# [What you will do]
Copy out all the lines in the records that include the word "Немчук".

# [Material for this exercise]
━━━━━━━━
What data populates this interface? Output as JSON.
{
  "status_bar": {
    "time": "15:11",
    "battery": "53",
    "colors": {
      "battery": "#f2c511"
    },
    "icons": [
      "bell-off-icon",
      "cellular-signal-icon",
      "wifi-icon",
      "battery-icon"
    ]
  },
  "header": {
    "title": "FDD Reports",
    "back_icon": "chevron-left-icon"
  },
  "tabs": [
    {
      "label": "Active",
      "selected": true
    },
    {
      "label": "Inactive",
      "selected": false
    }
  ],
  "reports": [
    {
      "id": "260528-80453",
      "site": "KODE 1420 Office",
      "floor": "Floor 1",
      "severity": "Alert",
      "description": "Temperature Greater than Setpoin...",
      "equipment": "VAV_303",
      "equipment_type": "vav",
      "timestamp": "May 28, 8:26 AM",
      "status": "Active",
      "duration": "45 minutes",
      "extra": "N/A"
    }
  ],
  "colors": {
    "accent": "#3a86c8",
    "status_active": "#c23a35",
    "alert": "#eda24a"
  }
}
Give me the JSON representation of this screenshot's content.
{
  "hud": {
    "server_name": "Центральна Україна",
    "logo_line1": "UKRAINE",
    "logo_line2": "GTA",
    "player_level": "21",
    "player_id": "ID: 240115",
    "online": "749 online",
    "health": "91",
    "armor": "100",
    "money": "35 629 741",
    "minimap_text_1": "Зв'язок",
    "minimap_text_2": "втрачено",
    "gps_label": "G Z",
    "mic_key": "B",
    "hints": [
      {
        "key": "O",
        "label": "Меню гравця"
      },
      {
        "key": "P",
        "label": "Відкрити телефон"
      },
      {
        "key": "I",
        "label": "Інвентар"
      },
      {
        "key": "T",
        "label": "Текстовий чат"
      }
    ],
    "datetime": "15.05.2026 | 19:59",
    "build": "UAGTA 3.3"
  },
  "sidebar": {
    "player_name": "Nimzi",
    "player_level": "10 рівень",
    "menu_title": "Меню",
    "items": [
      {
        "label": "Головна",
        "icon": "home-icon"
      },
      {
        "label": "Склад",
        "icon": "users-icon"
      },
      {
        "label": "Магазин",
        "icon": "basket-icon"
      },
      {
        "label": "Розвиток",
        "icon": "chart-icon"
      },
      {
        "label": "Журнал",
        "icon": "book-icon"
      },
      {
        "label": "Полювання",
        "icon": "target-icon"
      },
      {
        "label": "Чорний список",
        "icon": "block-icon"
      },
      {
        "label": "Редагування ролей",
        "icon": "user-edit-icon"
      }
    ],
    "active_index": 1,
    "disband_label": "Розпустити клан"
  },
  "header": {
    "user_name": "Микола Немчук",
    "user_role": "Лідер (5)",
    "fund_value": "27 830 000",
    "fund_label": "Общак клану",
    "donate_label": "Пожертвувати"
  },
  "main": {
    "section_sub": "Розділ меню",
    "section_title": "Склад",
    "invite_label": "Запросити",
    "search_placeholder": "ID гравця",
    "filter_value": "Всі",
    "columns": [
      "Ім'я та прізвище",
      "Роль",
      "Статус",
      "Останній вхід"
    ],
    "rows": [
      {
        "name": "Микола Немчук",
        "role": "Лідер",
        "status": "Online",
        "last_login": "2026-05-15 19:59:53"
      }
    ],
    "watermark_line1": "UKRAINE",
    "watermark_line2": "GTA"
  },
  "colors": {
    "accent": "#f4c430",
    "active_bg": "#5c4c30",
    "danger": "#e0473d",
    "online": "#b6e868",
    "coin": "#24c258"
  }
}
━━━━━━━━
# [Exercise response]
    "user_name": "Микола Немчук",
        "name": "Микола Немчук",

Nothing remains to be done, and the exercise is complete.